When I was little I was always taught not to touch caterpillars because they might sting. ‘Especially the fuzzy ones.’ This training has survived in me and even today I am leery of the fuzzy variety of caterpillars, despite knowing that the stinging caterpillars are vastly in the minority and fairly distinctive. Luckily, friend and caterpillar expert Laura Ann was with me when I encountered this particular fuzzy fellow in the Welder Wildlife Refuge, so I not only had the opportunity to pet the little guy, but to try him out as a mustache and unibrow. He was a bit too active for either post. “Arctiids are fast,” Laura Ann pointed out helpfully, as my temporary unibrow made its escape.
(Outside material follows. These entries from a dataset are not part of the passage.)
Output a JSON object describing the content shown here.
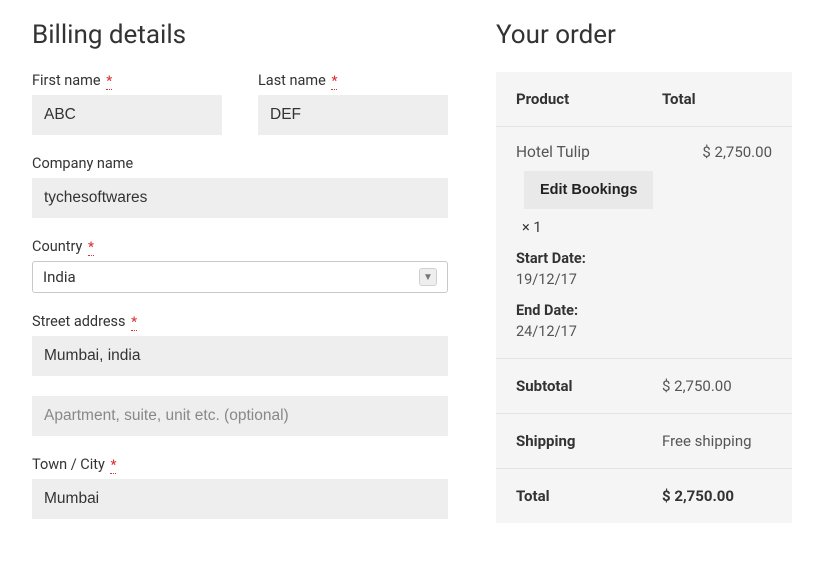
{
  "billing": {
    "heading": "Billing details",
    "first_name_label": "First name",
    "first_name_value": "ABC",
    "last_name_label": "Last name",
    "last_name_value": "DEF",
    "company_label": "Company name",
    "company_value": "tychesoftwares",
    "country_label": "Country",
    "country_value": "India",
    "street_label": "Street address",
    "street_line1_value": "Mumbai, india",
    "street_line2_placeholder": "Apartment, suite, unit etc. (optional)",
    "city_label": "Town / City",
    "city_value": "Mumbai",
    "required_marker": "*"
  },
  "order": {
    "heading": "Your order",
    "col_product": "Product",
    "col_total": "Total",
    "product_name": "Hotel Tulip",
    "product_total": "$ 2,750.00",
    "edit_label": "Edit Bookings",
    "qty": "× 1",
    "start_label": "Start Date:",
    "start_value": "19/12/17",
    "end_label": "End Date:",
    "end_value": "24/12/17",
    "subtotal_label": "Subtotal",
    "subtotal_value": "$ 2,750.00",
    "shipping_label": "Shipping",
    "shipping_value": "Free shipping",
    "total_label": "Total",
    "total_value": "$ 2,750.00"
  }
}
Tiger moths, family Arctiidae, take their name from the pattern common on many members’ wings, which often includes orange and black markings on a white background. These are relatively common visitors to light sheets here in Texas. Their caterpillars are often fuzzy, giving them the common name “wooly bears” or “wooly worms.” Like other caterpillars, its prolegs (the additional pseudo-legs it has as a larvae) are equipped with one or two rows of tiny curved hooks called crochets (see prolegs on the picture above). The hooks allow them to climb smooth surfaces like plant stems and leaves. The patterns and placement of these hooks are used for identifying many immature Lepidoptera.